Sri Lankan weaving using traditional designs and paduru rata: The fading art of Handloom culture | Sunday Observer

Sri Lankan weaving using traditional designs and paduru rata: The fading art of Handloom culture

Surrounded by picturesque mountains, the village of Talagune produces attractive handloom products, unique to the Dumbara valley. The handloom culture in Talagune has its roots in the distant past. The handloom craftsmen of the village have provided clothes and decorations to the Sri Dalada Maligawa and King Rajasingha’s royal palace.

In an effort to find out more information about the handloom culture at Talagune, the Sunday Observer met with craftsman Chandana Yapage who runs a handloom crafts shop in the Dumbara town. Speaking to us, Chandana enlightened us on the history of the Dumbara crafts. According to historical records, when King Rajasingha was walking through the rural villages of the Kandyan Kingdom, he had met Tikirathi the “muthtamma” of Chandana. Impressed by the beauty of the intricate designs created by Tikirathi, the King had asked her to provide clothes for the royal palace.

Evidence of Talagune village providing clothes for the royal palace of the Kandyan Kingdom can be found in the Archives. A picture of Tikirathi the Muthtamma of Chandana who first created Dumbara rata mostara and the ‘diyakachchiya’ which the Kandyan King used while bathing is displayed at the Colombo National Museum.


Handloom products in Talagune are weaved according to a traditional method using traditional designs and paduru rata. During the period of the Kandyan Kingdom, cotton farms were cultivated in the village to extract the main raw material needed for the Dumbara rata handicraft, with the leaves and the barks of trees being used to colour the cotton threads. A weaving machine known as the “alwale” machine was used for weaving in Talagune. It is with pride that Chandana spoke about the Talagune village which started the Dumbara rata mostara. He said, it is the only place which has authentic dumbara rata mostara in Sri Lanka.

Chandana is a 7th generation descendent of Tikirathi Muthtamma who started the dumbara rata mostara. The family occupation has now moved into the 8th generation with Chandana’s daughter taking to the profession. She has enrolled herself at the National Handicrafts Institute to gain a wide theoretical knowledge about the industry.

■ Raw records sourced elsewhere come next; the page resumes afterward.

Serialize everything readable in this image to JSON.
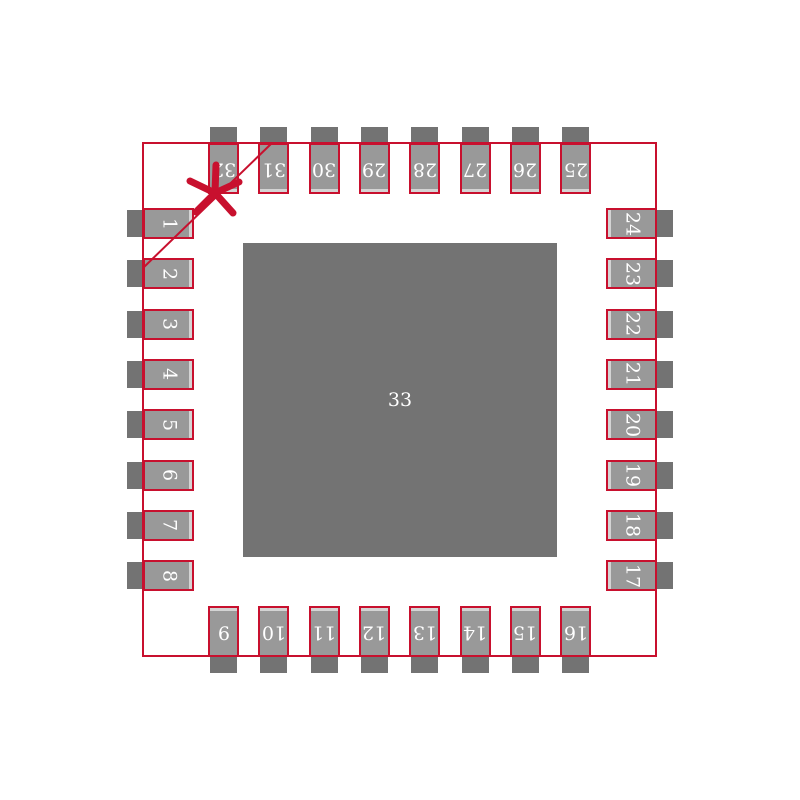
{
  "footprint": {
    "package": "QFN-32 with exposed pad",
    "colors": {
      "outline": "#c8102e",
      "pad_fill": "#999999",
      "pad_dark": "#737373",
      "pad_highlight": "#d4d4d4",
      "label": "#ffffff"
    },
    "center_pad": {
      "label": "33"
    },
    "pins": {
      "left": [
        "1",
        "2",
        "3",
        "4",
        "5",
        "6",
        "7",
        "8"
      ],
      "bottom": [
        "9",
        "10",
        "11",
        "12",
        "13",
        "14",
        "15",
        "16"
      ],
      "right": [
        "17",
        "18",
        "19",
        "20",
        "21",
        "22",
        "23",
        "24"
      ],
      "top": [
        "25",
        "26",
        "27",
        "28",
        "29",
        "30",
        "31",
        "32"
      ]
    },
    "pin1_marker": "asterisk-with-diagonal-line"
  }
}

The main raw material, cotton thread, used in the production of dumbara rata mostara is brought from Colombo. The price of cotton thread is a challenge to the industry, and the handloom craftsmen have had to increase the price of their products due to the price increase of cotton thread.

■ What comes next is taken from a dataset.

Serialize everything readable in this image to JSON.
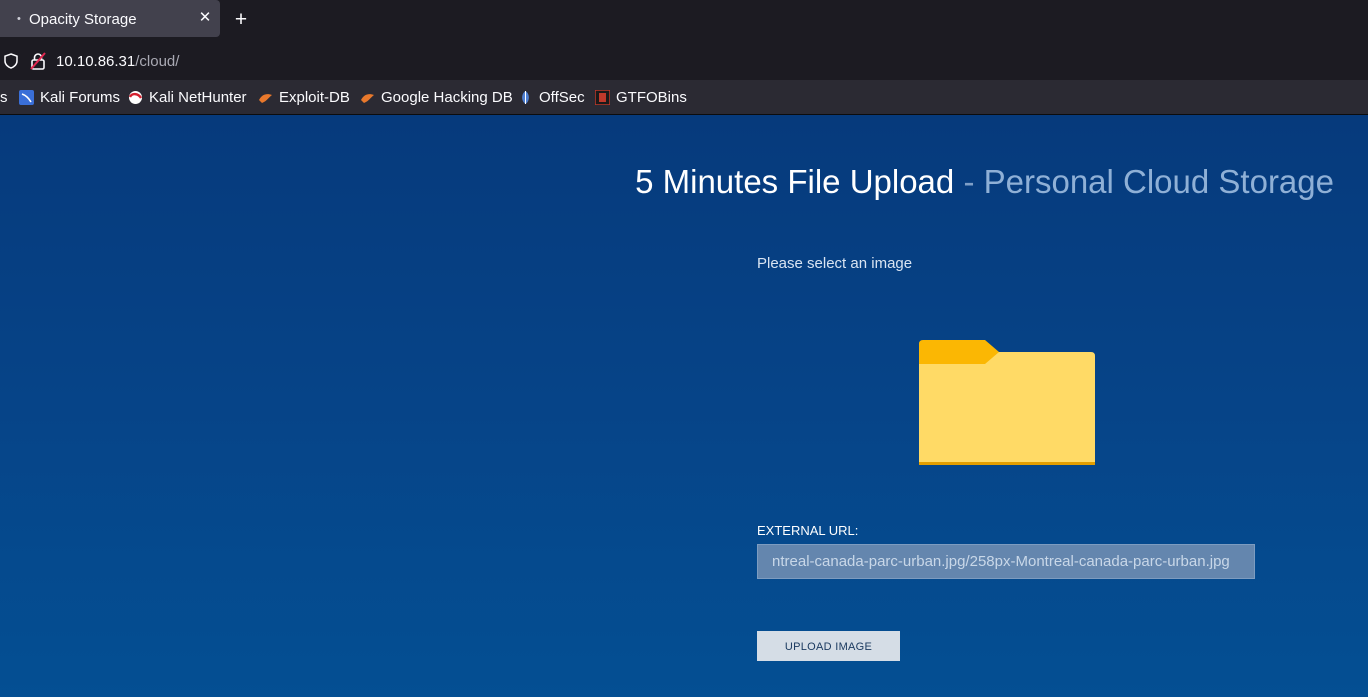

They have to put in a lot of effort and time into making dumbara rata mostara. Chandana claims, it is not very hard to sell the products. The bulk of the products are sold in Colombo, and most sales are connected with the tourism industry.

The craftsmen do not directly export their products to foreign countries. Exports are carried out by institutions in Colombo. Many tourist hotels in Sri Lanka display the handicrafts of Talagune, and Chandana has received an award from the Central Province Industry and Business Development Authority in recognition of his services.

Government and non-governmental organizations can help the industry by providing information and knowledge to local and foreign tourists about the handloom industry at Talagune. If tourists are made aware of the dumbara rata mostara industry, it would be beneficial for both, the seller and the buyer because they would both gain financially, and it would increase the demand for the products. If the village is promoted among tourists it would also benefit the villagers who are not involved in the industry.

Chandana says, the lack of skilled workers was one of the main obstacles to their industry. He said it is disappointing that many young people don’t understand the value of the dumbara rata mostara industry and even the younger members of their families still need confirmation about the industry being a safe financial option.

Lack of skilled workers

They need an assurance that it would give them a financially secure future. The fact that the handloom craftsmen are not provided with some sort of protection against illness or old age is seen as a risk. It is important that the authorities provide some sort of financial security to the handloom craftsmen.

With the opening of his shop and cottage industry Chandana has provided jobs for three persons in his village. Around 70 people belonging to eight traditional families maintain the handloom industry, while providing job opportunities for other villagers. Products such as cushion covers, key tags, slippers, shirts, table mats, table runners, bed runners, sarees and sarongs are created by Talagune handloom craftsmen.

Dumbara rata mostara is a difficult craft to learn and it takes about a day to create a beautiful mid size wall hanging.

Chandana says they pay the newcomers an allowance even during their training period. They normally train a newcomer up to the level where they are able to create a small piece within about three months.

Commenting about their future expectations, Chandana said, they hope to convey to the nation that the dumbara rata mostara industry should be preserved as it is a national heritage and an industry that can be practised at home leisurely while bringing mental peace.

He requests support from the authorities to preserve the industry. Chandana said, they expect to develop the industry with new designs and find ways to source raw materials brought easily and cheaply. There is also a proposal to provide tourists a chance to stay a while in the village and gain hands-on experience in operating the machines while experiencing the Kandyan village culture.